[Items from an interface collection]
──────────

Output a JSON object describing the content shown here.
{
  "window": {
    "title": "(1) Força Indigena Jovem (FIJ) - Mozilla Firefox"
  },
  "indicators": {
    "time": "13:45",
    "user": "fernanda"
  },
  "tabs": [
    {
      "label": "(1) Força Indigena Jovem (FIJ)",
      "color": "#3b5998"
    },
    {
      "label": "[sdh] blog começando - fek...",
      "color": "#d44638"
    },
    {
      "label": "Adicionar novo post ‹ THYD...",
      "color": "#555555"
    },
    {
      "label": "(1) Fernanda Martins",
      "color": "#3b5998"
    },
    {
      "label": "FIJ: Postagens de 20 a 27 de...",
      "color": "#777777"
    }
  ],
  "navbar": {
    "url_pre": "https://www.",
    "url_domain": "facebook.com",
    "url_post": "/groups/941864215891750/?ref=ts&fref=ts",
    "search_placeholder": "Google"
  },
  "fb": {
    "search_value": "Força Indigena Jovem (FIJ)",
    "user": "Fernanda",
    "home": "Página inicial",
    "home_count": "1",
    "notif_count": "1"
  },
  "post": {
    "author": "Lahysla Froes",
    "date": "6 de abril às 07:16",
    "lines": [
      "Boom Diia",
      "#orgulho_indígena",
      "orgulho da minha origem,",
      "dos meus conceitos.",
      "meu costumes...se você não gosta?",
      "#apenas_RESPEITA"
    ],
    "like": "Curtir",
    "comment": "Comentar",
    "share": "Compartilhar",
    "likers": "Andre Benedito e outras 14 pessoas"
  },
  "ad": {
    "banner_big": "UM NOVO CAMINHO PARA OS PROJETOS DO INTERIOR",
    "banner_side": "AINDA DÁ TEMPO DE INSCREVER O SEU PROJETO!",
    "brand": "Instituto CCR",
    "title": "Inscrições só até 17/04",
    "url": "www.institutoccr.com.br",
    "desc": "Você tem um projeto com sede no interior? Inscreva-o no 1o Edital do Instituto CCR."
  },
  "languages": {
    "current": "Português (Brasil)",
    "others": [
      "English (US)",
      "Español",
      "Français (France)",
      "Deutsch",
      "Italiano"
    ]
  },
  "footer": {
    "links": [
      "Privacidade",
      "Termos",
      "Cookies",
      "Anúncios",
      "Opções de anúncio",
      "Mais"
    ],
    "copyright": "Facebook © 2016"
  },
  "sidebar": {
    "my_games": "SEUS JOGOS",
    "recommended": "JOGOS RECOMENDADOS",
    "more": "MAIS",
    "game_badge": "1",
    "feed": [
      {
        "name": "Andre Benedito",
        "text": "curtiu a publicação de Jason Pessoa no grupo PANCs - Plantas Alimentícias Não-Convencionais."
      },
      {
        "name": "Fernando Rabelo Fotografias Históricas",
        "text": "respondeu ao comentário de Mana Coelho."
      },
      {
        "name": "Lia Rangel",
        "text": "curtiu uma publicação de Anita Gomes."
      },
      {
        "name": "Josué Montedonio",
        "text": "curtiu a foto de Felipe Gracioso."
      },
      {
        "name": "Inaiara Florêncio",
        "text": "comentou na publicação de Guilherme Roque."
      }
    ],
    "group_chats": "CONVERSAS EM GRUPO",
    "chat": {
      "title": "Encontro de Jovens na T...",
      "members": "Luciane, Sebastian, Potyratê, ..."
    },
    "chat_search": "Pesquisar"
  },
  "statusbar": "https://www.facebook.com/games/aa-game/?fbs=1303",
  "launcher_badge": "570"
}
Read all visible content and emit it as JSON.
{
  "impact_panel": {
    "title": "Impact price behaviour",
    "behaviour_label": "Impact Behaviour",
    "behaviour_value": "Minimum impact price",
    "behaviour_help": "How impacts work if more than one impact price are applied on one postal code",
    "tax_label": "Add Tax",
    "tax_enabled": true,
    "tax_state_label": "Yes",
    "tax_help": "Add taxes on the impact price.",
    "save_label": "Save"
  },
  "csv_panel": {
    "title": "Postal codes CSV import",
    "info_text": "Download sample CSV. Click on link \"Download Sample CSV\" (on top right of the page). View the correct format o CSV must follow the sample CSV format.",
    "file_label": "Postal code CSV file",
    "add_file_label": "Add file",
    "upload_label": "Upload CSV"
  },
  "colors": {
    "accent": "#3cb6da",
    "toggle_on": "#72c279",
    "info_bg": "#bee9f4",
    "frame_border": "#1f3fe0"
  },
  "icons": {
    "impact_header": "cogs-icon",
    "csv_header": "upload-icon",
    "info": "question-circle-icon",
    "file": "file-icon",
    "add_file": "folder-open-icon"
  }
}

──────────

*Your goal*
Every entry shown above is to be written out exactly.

*Completed task*
Output a JSON object describing the content shown here.
{
  "window": {
    "title": "(1) Força Indigena Jovem (FIJ) - Mozilla Firefox"
  },
  "indicators": {
    "time": "13:45",
    "user": "fernanda"
  },
  "tabs": [
    {
      "label": "(1) Força Indigena Jovem (FIJ)",
      "color": "#3b5998"
    },
    {
      "label": "[sdh] blog começando - fek...",
      "color": "#d44638"
    },
    {
      "label": "Adicionar novo post ‹ THYD...",
      "color": "#555555"
    },
    {
      "label": "(1) Fernanda Martins",
      "color": "#3b5998"
    },
    {
      "label": "FIJ: Postagens de 20 a 27 de...",
      "color": "#777777"
    }
  ],
  "navbar": {
    "url_pre": "https://www.",
    "url_domain": "facebook.com",
    "url_post": "/groups/941864215891750/?ref=ts&fref=ts",
    "search_placeholder": "Google"
  },
  "fb": {
    "search_value": "Força Indigena Jovem (FIJ)",
    "user": "Fernanda",
    "home": "Página inicial",
    "home_count": "1",
    "notif_count": "1"
  },
  "post": {
    "author": "Lahysla Froes",
    "date": "6 de abril às 07:16",
    "lines": [
      "Boom Diia",
      "#orgulho_indígena",
      "orgulho da minha origem,",
      "dos meus conceitos.",
      "meu costumes...se você não gosta?",
      "#apenas_RESPEITA"
    ],
    "like": "Curtir",
    "comment": "Comentar",
    "share": "Compartilhar",
    "likers": "Andre Benedito e outras 14 pessoas"
  },
  "ad": {
    "banner_big": "UM NOVO CAMINHO PARA OS PROJETOS DO INTERIOR",
    "banner_side": "AINDA DÁ TEMPO DE INSCREVER O SEU PROJETO!",
    "brand": "Instituto CCR",
    "title": "Inscrições só até 17/04",
    "url": "www.institutoccr.com.br",
    "desc": "Você tem um projeto com sede no interior? Inscreva-o no 1o Edital do Instituto CCR."
  },
  "languages": {
    "current": "Português (Brasil)",
    "others": [
      "English (US)",
      "Español",
      "Français (France)",
      "Deutsch",
      "Italiano"
    ]
  },
  "footer": {
    "links": [
      "Privacidade",
      "Termos",
      "Cookies",
      "Anúncios",
      "Opções de anúncio",
      "Mais"
    ],
    "copyright": "Facebook © 2016"
  },
  "sidebar": {
    "my_games": "SEUS JOGOS",
    "recommended": "JOGOS RECOMENDADOS",
    "more": "MAIS",
    "game_badge": "1",
    "feed": [
      {
        "name": "Andre Benedito",
        "text": "curtiu a publicação de Jason Pessoa no grupo PANCs - Plantas Alimentícias Não-Convencionais."
      },
      {
        "name": "Fernando Rabelo Fotografias Históricas",
        "text": "respondeu ao comentário de Mana Coelho."
      },
      {
        "name": "Lia Rangel",
        "text": "curtiu uma publicação de Anita Gomes."
      },
      {
        "name": "Josué Montedonio",
        "text": "curtiu a foto de Felipe Gracioso."
      },
      {
        "name": "Inaiara Florêncio",
        "text": "comentou na publicação de Guilherme Roque."
      }
    ],
    "group_chats": "CONVERSAS EM GRUPO",
    "chat": {
      "title": "Encontro de Jovens na T...",
      "members": "Luciane, Sebastian, Potyratê, ..."
    },
    "chat_search": "Pesquisar"
  },
  "statusbar": "https://www.facebook.com/games/aa-game/?fbs=1303",
  "launcher_badge": "570"
}
Read all visible content and emit it as JSON.
{
  "impact_panel": {
    "title": "Impact price behaviour",
    "behaviour_label": "Impact Behaviour",
    "behaviour_value": "Minimum impact price",
    "behaviour_help": "How impacts work if more than one impact price are applied on one postal code",
    "tax_label": "Add Tax",
    "tax_enabled": true,
    "tax_state_label": "Yes",
    "tax_help": "Add taxes on the impact price.",
    "save_label": "Save"
  },
  "csv_panel": {
    "title": "Postal codes CSV import",
    "info_text": "Download sample CSV. Click on link \"Download Sample CSV\" (on top right of the page). View the correct format o CSV must follow the sample CSV format.",
    "file_label": "Postal code CSV file",
    "add_file_label": "Add file",
    "upload_label": "Upload CSV"
  },
  "colors": {
    "accent": "#3cb6da",
    "toggle_on": "#72c279",
    "info_bg": "#bee9f4",
    "frame_border": "#1f3fe0"
  },
  "icons": {
    "impact_header": "cogs-icon",
    "csv_header": "upload-icon",
    "info": "question-circle-icon",
    "file": "file-icon",
    "add_file": "folder-open-icon"
  }
}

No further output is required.